Data shown:
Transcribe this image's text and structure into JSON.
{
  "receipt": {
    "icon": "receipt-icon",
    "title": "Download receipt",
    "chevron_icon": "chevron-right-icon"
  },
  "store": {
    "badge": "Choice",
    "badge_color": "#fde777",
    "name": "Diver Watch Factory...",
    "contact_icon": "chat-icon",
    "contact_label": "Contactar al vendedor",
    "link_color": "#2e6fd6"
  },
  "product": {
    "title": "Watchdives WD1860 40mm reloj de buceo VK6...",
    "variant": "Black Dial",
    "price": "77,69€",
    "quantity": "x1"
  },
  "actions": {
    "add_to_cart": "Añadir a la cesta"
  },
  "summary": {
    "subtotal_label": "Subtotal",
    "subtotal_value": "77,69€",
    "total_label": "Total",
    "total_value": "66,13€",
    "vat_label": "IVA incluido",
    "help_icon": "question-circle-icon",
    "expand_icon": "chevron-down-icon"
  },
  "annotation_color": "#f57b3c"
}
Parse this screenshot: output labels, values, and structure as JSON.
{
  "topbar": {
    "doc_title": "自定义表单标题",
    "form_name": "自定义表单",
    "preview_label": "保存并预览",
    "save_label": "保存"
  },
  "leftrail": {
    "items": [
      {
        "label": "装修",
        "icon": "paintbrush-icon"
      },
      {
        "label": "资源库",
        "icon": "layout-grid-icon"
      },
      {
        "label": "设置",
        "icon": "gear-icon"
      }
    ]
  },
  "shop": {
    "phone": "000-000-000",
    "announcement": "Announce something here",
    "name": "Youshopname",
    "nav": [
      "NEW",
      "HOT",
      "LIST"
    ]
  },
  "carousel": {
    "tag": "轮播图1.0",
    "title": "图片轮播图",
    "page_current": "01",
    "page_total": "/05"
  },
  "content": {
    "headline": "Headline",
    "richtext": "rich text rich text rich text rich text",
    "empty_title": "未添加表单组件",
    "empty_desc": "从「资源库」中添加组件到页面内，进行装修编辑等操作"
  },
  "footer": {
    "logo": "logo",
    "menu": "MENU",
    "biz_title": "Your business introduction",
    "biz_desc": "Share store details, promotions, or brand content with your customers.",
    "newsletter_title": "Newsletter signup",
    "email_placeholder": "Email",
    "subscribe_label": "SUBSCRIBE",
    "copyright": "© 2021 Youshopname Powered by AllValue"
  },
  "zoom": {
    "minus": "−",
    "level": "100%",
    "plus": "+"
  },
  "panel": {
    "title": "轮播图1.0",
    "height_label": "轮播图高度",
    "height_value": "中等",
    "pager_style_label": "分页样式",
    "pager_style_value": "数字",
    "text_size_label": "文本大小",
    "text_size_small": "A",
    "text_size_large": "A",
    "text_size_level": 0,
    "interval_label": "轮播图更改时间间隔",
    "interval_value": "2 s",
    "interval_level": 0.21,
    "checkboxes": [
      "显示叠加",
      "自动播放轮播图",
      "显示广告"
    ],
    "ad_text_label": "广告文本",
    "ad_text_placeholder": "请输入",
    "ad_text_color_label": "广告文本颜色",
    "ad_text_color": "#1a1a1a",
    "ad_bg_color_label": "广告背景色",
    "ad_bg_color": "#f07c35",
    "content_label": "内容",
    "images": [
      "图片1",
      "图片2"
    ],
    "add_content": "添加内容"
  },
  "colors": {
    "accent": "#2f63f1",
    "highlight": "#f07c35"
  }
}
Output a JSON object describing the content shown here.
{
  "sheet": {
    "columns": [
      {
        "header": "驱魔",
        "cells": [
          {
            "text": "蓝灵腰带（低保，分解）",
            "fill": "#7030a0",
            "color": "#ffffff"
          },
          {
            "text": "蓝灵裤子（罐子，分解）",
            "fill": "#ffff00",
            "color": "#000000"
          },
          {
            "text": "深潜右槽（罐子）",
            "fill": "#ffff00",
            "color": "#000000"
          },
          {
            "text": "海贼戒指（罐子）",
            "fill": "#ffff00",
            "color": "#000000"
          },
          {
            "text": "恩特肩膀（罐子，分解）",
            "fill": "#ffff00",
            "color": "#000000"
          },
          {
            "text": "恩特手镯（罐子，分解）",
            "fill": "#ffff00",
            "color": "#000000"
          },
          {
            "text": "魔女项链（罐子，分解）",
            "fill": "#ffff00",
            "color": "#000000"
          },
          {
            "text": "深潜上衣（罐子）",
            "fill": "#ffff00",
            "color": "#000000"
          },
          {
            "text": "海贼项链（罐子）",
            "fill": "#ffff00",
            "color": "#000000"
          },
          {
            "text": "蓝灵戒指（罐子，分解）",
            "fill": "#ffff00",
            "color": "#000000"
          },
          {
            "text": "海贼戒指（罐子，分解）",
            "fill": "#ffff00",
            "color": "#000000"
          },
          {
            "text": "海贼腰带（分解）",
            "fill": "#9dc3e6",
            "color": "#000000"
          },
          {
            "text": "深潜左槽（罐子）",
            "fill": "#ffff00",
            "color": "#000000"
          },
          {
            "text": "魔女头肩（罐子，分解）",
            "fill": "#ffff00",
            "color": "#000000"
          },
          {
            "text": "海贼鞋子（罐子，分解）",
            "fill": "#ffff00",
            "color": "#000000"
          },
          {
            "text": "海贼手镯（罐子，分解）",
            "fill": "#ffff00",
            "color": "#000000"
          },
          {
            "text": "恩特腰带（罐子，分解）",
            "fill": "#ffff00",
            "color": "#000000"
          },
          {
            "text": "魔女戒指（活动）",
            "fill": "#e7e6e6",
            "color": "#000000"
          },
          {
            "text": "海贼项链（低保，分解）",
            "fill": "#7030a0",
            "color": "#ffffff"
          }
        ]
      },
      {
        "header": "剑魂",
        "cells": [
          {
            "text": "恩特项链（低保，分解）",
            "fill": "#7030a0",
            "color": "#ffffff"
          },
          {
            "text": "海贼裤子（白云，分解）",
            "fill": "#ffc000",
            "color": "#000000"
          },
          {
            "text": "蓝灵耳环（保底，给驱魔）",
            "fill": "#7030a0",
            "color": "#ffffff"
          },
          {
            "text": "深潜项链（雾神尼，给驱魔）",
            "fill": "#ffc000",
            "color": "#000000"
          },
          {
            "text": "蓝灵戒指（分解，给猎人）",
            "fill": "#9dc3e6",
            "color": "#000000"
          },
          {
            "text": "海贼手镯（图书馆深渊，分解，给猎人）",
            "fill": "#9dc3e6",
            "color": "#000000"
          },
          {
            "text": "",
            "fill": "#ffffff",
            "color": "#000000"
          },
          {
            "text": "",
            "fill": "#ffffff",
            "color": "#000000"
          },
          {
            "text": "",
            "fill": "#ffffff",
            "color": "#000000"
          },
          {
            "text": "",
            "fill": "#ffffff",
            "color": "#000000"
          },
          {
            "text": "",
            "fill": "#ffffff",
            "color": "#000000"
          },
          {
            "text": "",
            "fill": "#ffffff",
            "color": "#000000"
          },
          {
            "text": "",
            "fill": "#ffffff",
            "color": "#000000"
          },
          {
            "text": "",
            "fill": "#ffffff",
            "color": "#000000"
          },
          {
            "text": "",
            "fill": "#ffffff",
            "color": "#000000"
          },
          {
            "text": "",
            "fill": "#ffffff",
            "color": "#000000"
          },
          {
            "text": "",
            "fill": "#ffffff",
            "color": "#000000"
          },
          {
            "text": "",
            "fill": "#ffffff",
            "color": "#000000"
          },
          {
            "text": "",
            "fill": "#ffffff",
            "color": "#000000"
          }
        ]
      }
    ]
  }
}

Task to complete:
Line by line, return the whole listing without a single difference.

Response to this exercise:
Transcribe this image's text and structure into JSON.
{
  "receipt": {
    "icon": "receipt-icon",
    "title": "Download receipt",
    "chevron_icon": "chevron-right-icon"
  },
  "store": {
    "badge": "Choice",
    "badge_color": "#fde777",
    "name": "Diver Watch Factory...",
    "contact_icon": "chat-icon",
    "contact_label": "Contactar al vendedor",
    "link_color": "#2e6fd6"
  },
  "product": {
    "title": "Watchdives WD1860 40mm reloj de buceo VK6...",
    "variant": "Black Dial",
    "price": "77,69€",
    "quantity": "x1"
  },
  "actions": {
    "add_to_cart": "Añadir a la cesta"
  },
  "summary": {
    "subtotal_label": "Subtotal",
    "subtotal_value": "77,69€",
    "total_label": "Total",
    "total_value": "66,13€",
    "vat_label": "IVA incluido",
    "help_icon": "question-circle-icon",
    "expand_icon": "chevron-down-icon"
  },
  "annotation_color": "#f57b3c"
}
Parse this screenshot: output labels, values, and structure as JSON.
{
  "topbar": {
    "doc_title": "自定义表单标题",
    "form_name": "自定义表单",
    "preview_label": "保存并预览",
    "save_label": "保存"
  },
  "leftrail": {
    "items": [
      {
        "label": "装修",
        "icon": "paintbrush-icon"
      },
      {
        "label": "资源库",
        "icon": "layout-grid-icon"
      },
      {
        "label": "设置",
        "icon": "gear-icon"
      }
    ]
  },
  "shop": {
    "phone": "000-000-000",
    "announcement": "Announce something here",
    "name": "Youshopname",
    "nav": [
      "NEW",
      "HOT",
      "LIST"
    ]
  },
  "carousel": {
    "tag": "轮播图1.0",
    "title": "图片轮播图",
    "page_current": "01",
    "page_total": "/05"
  },
  "content": {
    "headline": "Headline",
    "richtext": "rich text rich text rich text rich text",
    "empty_title": "未添加表单组件",
    "empty_desc": "从「资源库」中添加组件到页面内，进行装修编辑等操作"
  },
  "footer": {
    "logo": "logo",
    "menu": "MENU",
    "biz_title": "Your business introduction",
    "biz_desc": "Share store details, promotions, or brand content with your customers.",
    "newsletter_title": "Newsletter signup",
    "email_placeholder": "Email",
    "subscribe_label": "SUBSCRIBE",
    "copyright": "© 2021 Youshopname Powered by AllValue"
  },
  "zoom": {
    "minus": "−",
    "level": "100%",
    "plus": "+"
  },
  "panel": {
    "title": "轮播图1.0",
    "height_label": "轮播图高度",
    "height_value": "中等",
    "pager_style_label": "分页样式",
    "pager_style_value": "数字",
    "text_size_label": "文本大小",
    "text_size_small": "A",
    "text_size_large": "A",
    "text_size_level": 0,
    "interval_label": "轮播图更改时间间隔",
    "interval_value": "2 s",
    "interval_level": 0.21,
    "checkboxes": [
      "显示叠加",
      "自动播放轮播图",
      "显示广告"
    ],
    "ad_text_label": "广告文本",
    "ad_text_placeholder": "请输入",
    "ad_text_color_label": "广告文本颜色",
    "ad_text_color": "#1a1a1a",
    "ad_bg_color_label": "广告背景色",
    "ad_bg_color": "#f07c35",
    "content_label": "内容",
    "images": [
      "图片1",
      "图片2"
    ],
    "add_content": "添加内容"
  },
  "colors": {
    "accent": "#2f63f1",
    "highlight": "#f07c35"
  }
}
Output a JSON object describing the content shown here.
{
  "sheet": {
    "columns": [
      {
        "header": "驱魔",
        "cells": [
          {
            "text": "蓝灵腰带（低保，分解）",
            "fill": "#7030a0",
            "color": "#ffffff"
          },
          {
            "text": "蓝灵裤子（罐子，分解）",
            "fill": "#ffff00",
            "color": "#000000"
          },
          {
            "text": "深潜右槽（罐子）",
            "fill": "#ffff00",
            "color": "#000000"
          },
          {
            "text": "海贼戒指（罐子）",
            "fill": "#ffff00",
            "color": "#000000"
          },
          {
            "text": "恩特肩膀（罐子，分解）",
            "fill": "#ffff00",
            "color": "#000000"
          },
          {
            "text": "恩特手镯（罐子，分解）",
            "fill": "#ffff00",
            "color": "#000000"
          },
          {
            "text": "魔女项链（罐子，分解）",
            "fill": "#ffff00",
            "color": "#000000"
          },
          {
            "text": "深潜上衣（罐子）",
            "fill": "#ffff00",
            "color": "#000000"
          },
          {
            "text": "海贼项链（罐子）",
            "fill": "#ffff00",
            "color": "#000000"
          },
          {
            "text": "蓝灵戒指（罐子，分解）",
            "fill": "#ffff00",
            "color": "#000000"
          },
          {
            "text": "海贼戒指（罐子，分解）",
            "fill": "#ffff00",
            "color": "#000000"
          },
          {
            "text": "海贼腰带（分解）",
            "fill": "#9dc3e6",
            "color": "#000000"
          },
          {
            "text": "深潜左槽（罐子）",
            "fill": "#ffff00",
            "color": "#000000"
          },
          {
            "text": "魔女头肩（罐子，分解）",
            "fill": "#ffff00",
            "color": "#000000"
          },
          {
            "text": "海贼鞋子（罐子，分解）",
            "fill": "#ffff00",
            "color": "#000000"
          },
          {
            "text": "海贼手镯（罐子，分解）",
            "fill": "#ffff00",
            "color": "#000000"
          },
          {
            "text": "恩特腰带（罐子，分解）",
            "fill": "#ffff00",
            "color": "#000000"
          },
          {
            "text": "魔女戒指（活动）",
            "fill": "#e7e6e6",
            "color": "#000000"
          },
          {
            "text": "海贼项链（低保，分解）",
            "fill": "#7030a0",
            "color": "#ffffff"
          }
        ]
      },
      {
        "header": "剑魂",
        "cells": [
          {
            "text": "恩特项链（低保，分解）",
            "fill": "#7030a0",
            "color": "#ffffff"
          },
          {
            "text": "海贼裤子（白云，分解）",
            "fill": "#ffc000",
            "color": "#000000"
          },
          {
            "text": "蓝灵耳环（保底，给驱魔）",
            "fill": "#7030a0",
            "color": "#ffffff"
          },
          {
            "text": "深潜项链（雾神尼，给驱魔）",
            "fill": "#ffc000",
            "color": "#000000"
          },
          {
            "text": "蓝灵戒指（分解，给猎人）",
            "fill": "#9dc3e6",
            "color": "#000000"
          },
          {
            "text": "海贼手镯（图书馆深渊，分解，给猎人）",
            "fill": "#9dc3e6",
            "color": "#000000"
          },
          {
            "text": "",
            "fill": "#ffffff",
            "color": "#000000"
          },
          {
            "text": "",
            "fill": "#ffffff",
            "color": "#000000"
          },
          {
            "text": "",
            "fill": "#ffffff",
            "color": "#000000"
          },
          {
            "text": "",
            "fill": "#ffffff",
            "color": "#000000"
          },
          {
            "text": "",
            "fill": "#ffffff",
            "color": "#000000"
          },
          {
            "text": "",
            "fill": "#ffffff",
            "color": "#000000"
          },
          {
            "text": "",
            "fill": "#ffffff",
            "color": "#000000"
          },
          {
            "text": "",
            "fill": "#ffffff",
            "color": "#000000"
          },
          {
            "text": "",
            "fill": "#ffffff",
            "color": "#000000"
          },
          {
            "text": "",
            "fill": "#ffffff",
            "color": "#000000"
          },
          {
            "text": "",
            "fill": "#ffffff",
            "color": "#000000"
          },
          {
            "text": "",
            "fill": "#ffffff",
            "color": "#000000"
          },
          {
            "text": "",
            "fill": "#ffffff",
            "color": "#000000"
          }
        ]
      }
    ]
  }
}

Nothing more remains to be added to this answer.